These ducks are residents of the lake near the temple. Visitors feed them popcorn and other things and so they hang around waiting for their share. When we reached, one was standing in the middle of the road near the parking area, causing a mini traffic jam. A security personnel had to lift it off and deposit it by the water’s edge. While Sandhya and I stood around waiting for our friends to catch up, one of the ducks that had taken a fancy to Sandhya got fed up of what it considered a long waiting period for food to manifest gave a neat peck on her foot. ‘Where’s my popcorn, lady?’


Sri Dalada Maligawa or the Temple of the Sacred Tooth Relic is a Buddhist temple located in the royal palace complex of the former Kingdom of Kandy and houses the relic of the tooth of the Buddha.
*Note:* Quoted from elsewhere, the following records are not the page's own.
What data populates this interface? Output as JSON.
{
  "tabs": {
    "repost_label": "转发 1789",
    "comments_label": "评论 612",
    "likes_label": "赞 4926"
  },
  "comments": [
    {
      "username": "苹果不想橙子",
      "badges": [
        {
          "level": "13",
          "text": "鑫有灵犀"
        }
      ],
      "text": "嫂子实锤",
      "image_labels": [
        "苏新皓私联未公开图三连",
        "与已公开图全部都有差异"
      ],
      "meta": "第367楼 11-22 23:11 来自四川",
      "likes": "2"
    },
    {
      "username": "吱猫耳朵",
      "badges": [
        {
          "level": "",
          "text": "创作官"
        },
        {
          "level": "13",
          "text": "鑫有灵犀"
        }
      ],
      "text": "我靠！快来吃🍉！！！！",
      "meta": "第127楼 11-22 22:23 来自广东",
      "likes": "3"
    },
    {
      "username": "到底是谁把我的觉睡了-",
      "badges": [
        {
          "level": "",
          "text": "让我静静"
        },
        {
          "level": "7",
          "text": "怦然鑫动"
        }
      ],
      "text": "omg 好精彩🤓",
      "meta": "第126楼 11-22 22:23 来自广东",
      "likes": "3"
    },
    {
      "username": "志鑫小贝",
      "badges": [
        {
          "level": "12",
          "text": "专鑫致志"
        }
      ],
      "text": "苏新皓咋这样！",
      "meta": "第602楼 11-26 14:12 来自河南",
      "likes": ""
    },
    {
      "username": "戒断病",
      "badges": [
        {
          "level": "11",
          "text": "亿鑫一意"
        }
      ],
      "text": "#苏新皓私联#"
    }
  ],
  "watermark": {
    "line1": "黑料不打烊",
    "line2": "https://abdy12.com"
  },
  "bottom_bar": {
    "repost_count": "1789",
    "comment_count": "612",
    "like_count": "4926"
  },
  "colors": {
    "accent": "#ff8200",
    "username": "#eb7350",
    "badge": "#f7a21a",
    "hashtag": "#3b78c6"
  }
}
So, I climbed those ‘fifteen’ steps and walked around minus my shoes inside the temple. We saw the shrine below, the place where the tooth was kept in safe custody, the worshipers with their lotus offerings, huge statues of Buddha, lamps being lit in thanks for wishes granted et al. I felt an intruder walking as a tourist among those who were deep in prayer or chanting, and taking pictures too. If you won’t clobber me, I’d like to ask a couple of questions. Why worship a tooth, even though it belonged to a man you consider God? Isn’t this sort of worshiping against the very tenets he taught? One more, how do you know it really belongs to the Buddha? Let me clarify, I have no issues with anyone worshiping anything. It is entirely up to people how they lead their life. But I can wonder, can I not?

At the exit, my heart sank for a second time that day. The path I had to use to walk back to the entrance consisted of big uneven stones.1-167 It was painful walking, yes. But there was nothing else to do but grin and bear it, but of course. 

We were almost at the fag end of the day by then. There was just one more thing to do, watch the cultural show. Afterwards we’d head for higher altitudes. It is that thought which brought the sweater to our minds and we realized to our dismay that Sandhya’s new sweater had been left behind at the hotel. But first the cultural show which we enjoyed, bits of each of which I stitched into a single video. (It was taken from behind and between two heads sitting in front, so…)

Our guide was getting restless. It was already getting dark. We had a long drive ahead of us and it was all uphill too. While we were signing the receipt and getting the sweater (yes the hotel had kept it safe), he honked impatiently. “Hurry!” he said. “Long way to go and the traffic is going to be terrible at this time of the day!” So off we went, on our way to the next destination, Nuwara Eliya.

©Shail Mohan 2015